> _Your task_
Nothing in the records may be altered; repeat them exactly.

--- Provided entries Enclosed Below ---

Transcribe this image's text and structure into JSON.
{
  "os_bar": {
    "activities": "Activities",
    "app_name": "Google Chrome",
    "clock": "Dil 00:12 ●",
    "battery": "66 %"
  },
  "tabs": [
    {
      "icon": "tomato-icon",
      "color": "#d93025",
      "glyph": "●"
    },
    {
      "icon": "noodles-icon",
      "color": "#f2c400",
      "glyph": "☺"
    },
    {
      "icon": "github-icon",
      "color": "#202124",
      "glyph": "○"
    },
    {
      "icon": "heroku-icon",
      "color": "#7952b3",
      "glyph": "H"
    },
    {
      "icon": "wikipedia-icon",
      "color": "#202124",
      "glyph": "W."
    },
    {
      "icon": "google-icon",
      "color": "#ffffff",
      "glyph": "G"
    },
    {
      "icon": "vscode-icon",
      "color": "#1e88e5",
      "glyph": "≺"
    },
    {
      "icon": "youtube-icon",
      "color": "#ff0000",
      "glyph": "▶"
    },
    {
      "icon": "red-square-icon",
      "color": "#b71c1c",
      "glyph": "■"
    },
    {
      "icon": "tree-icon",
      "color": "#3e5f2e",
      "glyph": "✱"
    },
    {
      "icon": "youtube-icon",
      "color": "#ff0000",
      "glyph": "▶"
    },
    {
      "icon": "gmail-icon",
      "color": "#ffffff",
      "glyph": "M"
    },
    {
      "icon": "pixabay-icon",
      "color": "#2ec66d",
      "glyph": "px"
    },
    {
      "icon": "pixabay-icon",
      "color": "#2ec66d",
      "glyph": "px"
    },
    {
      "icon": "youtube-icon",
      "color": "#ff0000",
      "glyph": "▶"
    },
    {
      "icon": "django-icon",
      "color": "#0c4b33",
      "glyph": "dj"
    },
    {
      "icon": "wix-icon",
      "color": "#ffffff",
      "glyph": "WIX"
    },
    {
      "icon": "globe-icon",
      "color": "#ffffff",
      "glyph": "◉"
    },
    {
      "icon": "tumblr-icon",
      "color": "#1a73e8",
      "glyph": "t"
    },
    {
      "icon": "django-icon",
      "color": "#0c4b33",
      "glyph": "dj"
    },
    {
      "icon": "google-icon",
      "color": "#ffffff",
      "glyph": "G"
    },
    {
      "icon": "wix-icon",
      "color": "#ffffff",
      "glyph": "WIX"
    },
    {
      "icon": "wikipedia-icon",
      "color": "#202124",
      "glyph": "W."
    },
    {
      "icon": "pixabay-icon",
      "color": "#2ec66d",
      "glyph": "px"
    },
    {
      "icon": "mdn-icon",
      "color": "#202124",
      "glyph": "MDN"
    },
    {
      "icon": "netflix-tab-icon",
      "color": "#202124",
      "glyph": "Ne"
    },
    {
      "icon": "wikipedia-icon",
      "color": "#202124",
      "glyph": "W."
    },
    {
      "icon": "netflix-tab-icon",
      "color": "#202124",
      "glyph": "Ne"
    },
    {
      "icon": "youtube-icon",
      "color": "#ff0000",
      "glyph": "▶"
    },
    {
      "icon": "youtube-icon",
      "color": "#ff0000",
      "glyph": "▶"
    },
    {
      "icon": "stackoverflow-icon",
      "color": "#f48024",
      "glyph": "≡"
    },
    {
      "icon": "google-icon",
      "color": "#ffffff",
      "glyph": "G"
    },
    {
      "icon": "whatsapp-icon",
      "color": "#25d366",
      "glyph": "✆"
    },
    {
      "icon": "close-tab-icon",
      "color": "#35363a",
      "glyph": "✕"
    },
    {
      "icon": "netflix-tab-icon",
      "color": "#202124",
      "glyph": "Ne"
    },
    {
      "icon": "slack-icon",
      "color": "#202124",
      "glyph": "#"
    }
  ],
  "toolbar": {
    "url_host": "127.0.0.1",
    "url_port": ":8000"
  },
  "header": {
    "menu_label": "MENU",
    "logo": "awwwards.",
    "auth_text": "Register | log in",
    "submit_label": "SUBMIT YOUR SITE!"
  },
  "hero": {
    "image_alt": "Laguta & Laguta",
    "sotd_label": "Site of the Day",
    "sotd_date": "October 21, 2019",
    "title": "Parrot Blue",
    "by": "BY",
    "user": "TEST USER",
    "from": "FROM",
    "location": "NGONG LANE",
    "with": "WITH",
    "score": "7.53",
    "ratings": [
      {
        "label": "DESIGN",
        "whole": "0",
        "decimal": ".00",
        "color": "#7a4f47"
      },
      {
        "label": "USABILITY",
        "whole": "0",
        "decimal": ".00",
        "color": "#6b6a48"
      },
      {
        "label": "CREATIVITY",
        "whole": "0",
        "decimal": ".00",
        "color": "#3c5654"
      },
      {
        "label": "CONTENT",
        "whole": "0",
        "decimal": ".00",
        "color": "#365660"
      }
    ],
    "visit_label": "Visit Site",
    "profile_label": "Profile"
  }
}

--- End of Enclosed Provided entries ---

> _Written response_
Transcribe this image's text and structure into JSON.
{
  "os_bar": {
    "activities": "Activities",
    "app_name": "Google Chrome",
    "clock": "Dil 00:12 ●",
    "battery": "66 %"
  },
  "tabs": [
    {
      "icon": "tomato-icon",
      "color": "#d93025",
      "glyph": "●"
    },
    {
      "icon": "noodles-icon",
      "color": "#f2c400",
      "glyph": "☺"
    },
    {
      "icon": "github-icon",
      "color": "#202124",
      "glyph": "○"
    },
    {
      "icon": "heroku-icon",
      "color": "#7952b3",
      "glyph": "H"
    },
    {
      "icon": "wikipedia-icon",
      "color": "#202124",
      "glyph": "W."
    },
    {
      "icon": "google-icon",
      "color": "#ffffff",
      "glyph": "G"
    },
    {
      "icon": "vscode-icon",
      "color": "#1e88e5",
      "glyph": "≺"
    },
    {
      "icon": "youtube-icon",
      "color": "#ff0000",
      "glyph": "▶"
    },
    {
      "icon": "red-square-icon",
      "color": "#b71c1c",
      "glyph": "■"
    },
    {
      "icon": "tree-icon",
      "color": "#3e5f2e",
      "glyph": "✱"
    },
    {
      "icon": "youtube-icon",
      "color": "#ff0000",
      "glyph": "▶"
    },
    {
      "icon": "gmail-icon",
      "color": "#ffffff",
      "glyph": "M"
    },
    {
      "icon": "pixabay-icon",
      "color": "#2ec66d",
      "glyph": "px"
    },
    {
      "icon": "pixabay-icon",
      "color": "#2ec66d",
      "glyph": "px"
    },
    {
      "icon": "youtube-icon",
      "color": "#ff0000",
      "glyph": "▶"
    },
    {
      "icon": "django-icon",
      "color": "#0c4b33",
      "glyph": "dj"
    },
    {
      "icon": "wix-icon",
      "color": "#ffffff",
      "glyph": "WIX"
    },
    {
      "icon": "globe-icon",
      "color": "#ffffff",
      "glyph": "◉"
    },
    {
      "icon": "tumblr-icon",
      "color": "#1a73e8",
      "glyph": "t"
    },
    {
      "icon": "django-icon",
      "color": "#0c4b33",
      "glyph": "dj"
    },
    {
      "icon": "google-icon",
      "color": "#ffffff",
      "glyph": "G"
    },
    {
      "icon": "wix-icon",
      "color": "#ffffff",
      "glyph": "WIX"
    },
    {
      "icon": "wikipedia-icon",
      "color": "#202124",
      "glyph": "W."
    },
    {
      "icon": "pixabay-icon",
      "color": "#2ec66d",
      "glyph": "px"
    },
    {
      "icon": "mdn-icon",
      "color": "#202124",
      "glyph": "MDN"
    },
    {
      "icon": "netflix-tab-icon",
      "color": "#202124",
      "glyph": "Ne"
    },
    {
      "icon": "wikipedia-icon",
      "color": "#202124",
      "glyph": "W."
    },
    {
      "icon": "netflix-tab-icon",
      "color": "#202124",
      "glyph": "Ne"
    },
    {
      "icon": "youtube-icon",
      "color": "#ff0000",
      "glyph": "▶"
    },
    {
      "icon": "youtube-icon",
      "color": "#ff0000",
      "glyph": "▶"
    },
    {
      "icon": "stackoverflow-icon",
      "color": "#f48024",
      "glyph": "≡"
    },
    {
      "icon": "google-icon",
      "color": "#ffffff",
      "glyph": "G"
    },
    {
      "icon": "whatsapp-icon",
      "color": "#25d366",
      "glyph": "✆"
    },
    {
      "icon": "close-tab-icon",
      "color": "#35363a",
      "glyph": "✕"
    },
    {
      "icon": "netflix-tab-icon",
      "color": "#202124",
      "glyph": "Ne"
    },
    {
      "icon": "slack-icon",
      "color": "#202124",
      "glyph": "#"
    }
  ],
  "toolbar": {
    "url_host": "127.0.0.1",
    "url_port": ":8000"
  },
  "header": {
    "menu_label": "MENU",
    "logo": "awwwards.",
    "auth_text": "Register | log in",
    "submit_label": "SUBMIT YOUR SITE!"
  },
  "hero": {
    "image_alt": "Laguta & Laguta",
    "sotd_label": "Site of the Day",
    "sotd_date": "October 21, 2019",
    "title": "Parrot Blue",
    "by": "BY",
    "user": "TEST USER",
    "from": "FROM",
    "location": "NGONG LANE",
    "with": "WITH",
    "score": "7.53",
    "ratings": [
      {
        "label": "DESIGN",
        "whole": "0",
        "decimal": ".00",
        "color": "#7a4f47"
      },
      {
        "label": "USABILITY",
        "whole": "0",
        "decimal": ".00",
        "color": "#6b6a48"
      },
      {
        "label": "CREATIVITY",
        "whole": "0",
        "decimal": ".00",
        "color": "#3c5654"
      },
      {
        "label": "CONTENT",
        "whole": "0",
        "decimal": ".00",
        "color": "#365660"
      }
    ],
    "visit_label": "Visit Site",
    "profile_label": "Profile"
  }
}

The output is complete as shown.